Short Abstract
This paper will share the key findings of Sheffield Hallam’s pilot of the UK Engagement Survey (UKES) in 2014, which was co-ordinated by the Higher Education Academy. It will explore how students engage with their learning and compare the University’s results against the aggregate UK results.

Back to event programme

Detailed Outline
The UK Engagement Survey (UKES) is a national survey on student engagement which was first piloted by the Higher Education Academy (HEA) in 2013. The principal aim of the survey is to inform enhancements to the student experience and provide institutions with feedback on the level of effort students’ invest in a range of educational activities. The UKES is based on the National Survey of Student Engagement (NSSE), which is used in the United States, Australia, New Zealand, South Africa and Ireland.

Sheffield Hallam participated in the second year of the pilot between March and May 2014 and it was targeted at Level 5 students. Participating in the UKES allows the University’s students to have an active involvement in the enhancement of their own educational experience and “address how they themselves participate in their own learning” (HEA, 2014).

The findings indicate that Level 5 students at Sheffield Hallam are more positively engaged with their learning when compared with their peers in the sector. This paper will compare the University’s results against the UK results for several key areas of student engagement: academic integration; course challenge; collaborative learning; higher-order learning; reflective and integrative learning; skills development; and engagement with research. The paper will also explore the relationship between student engagement and attainment.

Managing informal learning spaces outside the classroom to create an effective partnership learning community

Jeff Waldock

Parallel session 1, Short Paper 1.4

Short Abstract
By helping create a shared, supportive, learning community, the use of virtual and physical learning spaces outside the classroom has a major impact on student engagement. In this presentation I will describe how this has been achieved and currently delivered in Mathematics and provide evidence for its success.

Back to event programme

Detailed Outline
Student engagement, satisfaction and academic success is built upon a sense of belonging – of being part of a professional community, providing comprehensive support. This can be achieved through a culture of expectation and behaviour, suitable support structures … and the effective use of carefully-designed physical and virtual learning space.

Open learning space that facilitates staff-student interaction outside the classroom helps a student identify with the discipline and feel that they belong to a professional community. This, together with a managed peer-support network, helps create a partnership learning community within which this process can flourish (Boys, 2011; Healey et. al., 2014).
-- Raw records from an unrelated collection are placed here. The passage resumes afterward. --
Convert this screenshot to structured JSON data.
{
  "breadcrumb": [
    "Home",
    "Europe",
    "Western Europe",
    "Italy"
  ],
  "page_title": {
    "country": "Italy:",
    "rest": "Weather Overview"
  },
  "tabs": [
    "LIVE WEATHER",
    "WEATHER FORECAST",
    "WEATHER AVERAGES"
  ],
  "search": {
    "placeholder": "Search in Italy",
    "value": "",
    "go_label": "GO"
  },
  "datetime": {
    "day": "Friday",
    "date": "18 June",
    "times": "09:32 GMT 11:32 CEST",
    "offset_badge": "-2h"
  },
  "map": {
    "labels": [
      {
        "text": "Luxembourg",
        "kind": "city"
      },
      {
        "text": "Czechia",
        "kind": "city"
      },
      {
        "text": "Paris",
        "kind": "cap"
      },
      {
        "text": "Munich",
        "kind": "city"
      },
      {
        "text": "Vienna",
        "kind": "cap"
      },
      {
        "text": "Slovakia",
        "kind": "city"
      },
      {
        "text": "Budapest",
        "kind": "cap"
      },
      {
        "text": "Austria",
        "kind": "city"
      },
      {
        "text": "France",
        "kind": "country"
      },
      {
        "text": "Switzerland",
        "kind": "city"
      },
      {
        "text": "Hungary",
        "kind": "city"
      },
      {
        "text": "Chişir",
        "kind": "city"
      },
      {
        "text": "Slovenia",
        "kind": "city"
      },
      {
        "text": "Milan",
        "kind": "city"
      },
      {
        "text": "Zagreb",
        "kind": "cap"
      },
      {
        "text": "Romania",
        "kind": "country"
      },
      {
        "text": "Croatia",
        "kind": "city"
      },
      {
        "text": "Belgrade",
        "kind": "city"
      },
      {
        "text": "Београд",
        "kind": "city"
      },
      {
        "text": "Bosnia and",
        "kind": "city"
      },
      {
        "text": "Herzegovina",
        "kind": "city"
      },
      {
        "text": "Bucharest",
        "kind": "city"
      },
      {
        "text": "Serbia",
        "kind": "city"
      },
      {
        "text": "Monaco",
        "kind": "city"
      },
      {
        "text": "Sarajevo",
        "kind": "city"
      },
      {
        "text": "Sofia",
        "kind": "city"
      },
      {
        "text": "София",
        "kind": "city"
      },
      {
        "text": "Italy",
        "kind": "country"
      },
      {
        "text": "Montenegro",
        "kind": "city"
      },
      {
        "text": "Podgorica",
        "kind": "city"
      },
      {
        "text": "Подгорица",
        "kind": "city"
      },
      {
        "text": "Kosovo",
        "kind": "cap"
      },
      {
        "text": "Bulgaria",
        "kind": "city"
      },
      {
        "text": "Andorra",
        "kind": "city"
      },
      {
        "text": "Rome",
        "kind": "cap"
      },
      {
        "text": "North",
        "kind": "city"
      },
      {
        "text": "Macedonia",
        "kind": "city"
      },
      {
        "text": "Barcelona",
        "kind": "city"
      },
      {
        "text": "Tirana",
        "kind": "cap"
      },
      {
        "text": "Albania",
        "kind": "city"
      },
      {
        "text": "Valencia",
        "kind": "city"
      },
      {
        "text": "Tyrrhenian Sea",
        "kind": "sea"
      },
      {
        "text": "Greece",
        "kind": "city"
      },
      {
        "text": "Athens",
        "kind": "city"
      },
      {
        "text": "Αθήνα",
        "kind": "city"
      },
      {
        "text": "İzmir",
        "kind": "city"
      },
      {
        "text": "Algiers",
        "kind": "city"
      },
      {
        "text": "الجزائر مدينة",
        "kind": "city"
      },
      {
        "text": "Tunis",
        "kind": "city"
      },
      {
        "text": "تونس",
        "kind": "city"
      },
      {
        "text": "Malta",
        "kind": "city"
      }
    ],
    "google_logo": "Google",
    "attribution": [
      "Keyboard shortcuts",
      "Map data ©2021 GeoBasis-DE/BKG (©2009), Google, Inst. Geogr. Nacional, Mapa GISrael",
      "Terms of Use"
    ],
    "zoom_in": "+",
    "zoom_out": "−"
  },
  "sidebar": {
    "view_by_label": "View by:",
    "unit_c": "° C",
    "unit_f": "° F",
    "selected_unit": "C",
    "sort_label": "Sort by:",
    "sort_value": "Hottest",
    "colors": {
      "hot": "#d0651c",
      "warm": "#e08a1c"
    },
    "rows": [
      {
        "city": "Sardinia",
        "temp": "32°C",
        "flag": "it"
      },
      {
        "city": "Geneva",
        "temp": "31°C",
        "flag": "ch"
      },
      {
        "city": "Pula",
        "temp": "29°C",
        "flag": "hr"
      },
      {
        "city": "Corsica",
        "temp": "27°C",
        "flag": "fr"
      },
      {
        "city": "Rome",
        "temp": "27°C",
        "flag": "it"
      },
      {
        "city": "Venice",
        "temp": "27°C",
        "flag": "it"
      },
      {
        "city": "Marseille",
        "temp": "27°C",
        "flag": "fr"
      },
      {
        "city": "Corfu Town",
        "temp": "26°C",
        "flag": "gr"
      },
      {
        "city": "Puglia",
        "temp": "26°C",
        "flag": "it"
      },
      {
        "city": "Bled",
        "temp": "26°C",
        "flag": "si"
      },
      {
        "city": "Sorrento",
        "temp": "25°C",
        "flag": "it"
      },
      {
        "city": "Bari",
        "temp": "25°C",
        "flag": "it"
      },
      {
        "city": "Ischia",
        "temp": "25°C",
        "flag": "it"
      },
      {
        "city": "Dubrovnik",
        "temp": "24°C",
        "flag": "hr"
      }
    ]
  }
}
For some years, we have observed our students gathering to work in open space close to staff offices. A cross-level supportive network began to develop naturally as a result and this together with the success of our Peer-Assisted Learning initiative, in which final year volunteers facilitate a first year group task, informed our thinking when offered the chance to design a new learning space for Mathematics on Norfolk level 6.

Alongside the new use of physical space outside the classroom, we have for many years made extensive use of virtual space to provide student support.
The space on Norfolk 6 has been in use now for three months, and early indications are that our expectations are being met, more students engaging proactively in group work outside taught sessions and feeling better supported by staff and peers. There is a clear discipline specific focus to the space, and participation in events it hosts such as the Maths Arcade (developing logical thinking through strategy games) have risen significantly.

In this presentation I will describe these initiatives in more detail, outline how they have been designed to create an effective partnership learning community and present evidence for their success.

Boys J., (2011), “Towards creative learning spaces: Re-thinking the architecture of post-compulsory education”. Routledge.
Healey M., Flint A. and Harrington K., (2014), “Engagement through partnership: Students as partners in learning and teaching in higher education”. HEA